A Note About Publishing Certificates in Active Directory
There is an option on certificate templates to publish certificates in AD once they have been generated. Obviously, this will only publish your public certificate to AD since your private certificate must be kept secret at all times. This publishing option is used for instances when it is necessary to have your public key available for others' consumption when they are not opening a point-to-point direct communication with you, such as when secure email through S/MIME is in use in your organization. However, unless there is a specific usage for this publishing, certificates are generally not published to AD.
The sub-option concerning publishing, "Do not automatically reenroll if a duplicate certificate exists in Active Directory," is useful when you want a certificate to be restricted only to a single instance because it will prevent a new certificate from being issued if one already exists in AD with the same information for that object. For instance, if a server certificate template is created where you know that issued certificates will not be reissued until they expire, then checking this option will prevent accidental or malicious duplication of certificates. However, user certificates generally do not have this option selected because it would prevent users from moving from to different computers and having certificates automatically enrolled there.
Choosing Key and Hash Strength
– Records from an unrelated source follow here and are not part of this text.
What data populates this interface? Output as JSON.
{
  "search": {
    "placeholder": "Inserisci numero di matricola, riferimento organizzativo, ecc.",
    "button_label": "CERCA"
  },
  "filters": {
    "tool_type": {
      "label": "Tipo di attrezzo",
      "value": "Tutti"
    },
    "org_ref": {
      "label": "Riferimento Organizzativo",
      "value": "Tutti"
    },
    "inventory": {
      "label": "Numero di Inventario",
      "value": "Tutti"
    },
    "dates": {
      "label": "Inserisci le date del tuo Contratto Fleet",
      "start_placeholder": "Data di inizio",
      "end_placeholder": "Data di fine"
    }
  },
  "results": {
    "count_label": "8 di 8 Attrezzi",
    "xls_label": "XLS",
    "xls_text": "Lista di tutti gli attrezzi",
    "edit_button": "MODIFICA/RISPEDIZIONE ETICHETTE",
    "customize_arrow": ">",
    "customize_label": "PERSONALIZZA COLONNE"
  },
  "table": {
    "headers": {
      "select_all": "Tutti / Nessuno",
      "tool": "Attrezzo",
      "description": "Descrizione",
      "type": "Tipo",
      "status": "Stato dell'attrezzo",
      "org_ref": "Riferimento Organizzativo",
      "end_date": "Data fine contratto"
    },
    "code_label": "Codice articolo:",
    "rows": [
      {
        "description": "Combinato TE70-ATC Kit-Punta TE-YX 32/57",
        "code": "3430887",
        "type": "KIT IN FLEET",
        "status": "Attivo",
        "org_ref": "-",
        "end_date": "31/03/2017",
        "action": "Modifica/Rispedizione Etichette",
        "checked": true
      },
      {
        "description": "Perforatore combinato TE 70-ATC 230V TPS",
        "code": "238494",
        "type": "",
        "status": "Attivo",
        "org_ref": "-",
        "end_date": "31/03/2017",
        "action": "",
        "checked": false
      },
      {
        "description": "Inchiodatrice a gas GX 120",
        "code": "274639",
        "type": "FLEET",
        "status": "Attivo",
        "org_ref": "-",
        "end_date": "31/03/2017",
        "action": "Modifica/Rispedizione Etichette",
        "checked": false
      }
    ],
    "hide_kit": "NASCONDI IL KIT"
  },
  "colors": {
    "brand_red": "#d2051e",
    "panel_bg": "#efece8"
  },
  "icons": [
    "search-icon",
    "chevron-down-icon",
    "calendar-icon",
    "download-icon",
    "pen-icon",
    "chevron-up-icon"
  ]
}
Modern certificates of well-known corporations generally use a key length of 2048 bits and SHA1 as a hash. 2048 bits is a forward-looking key length that will likely be viable for the next 5-10 years. For the extremely paranoid or those with highly sensitive applications, 4096 bits is a future proof key length that is still not highly compute intensive for modern hardware. SHA1 is beginning to show its age, so even though this hash algorithm's integrity is still intact, it would not be inappropriate to use SHA256 as your certificate hash algorithm of choice.
This piece was meant to give a few tips about creating a simple AD CS deployment in your home or small business. By no means is this a comprehensive guide or appropriate for a large organization. In the near future, I will be writing about measures to secure your PKI infrastructure appropriately.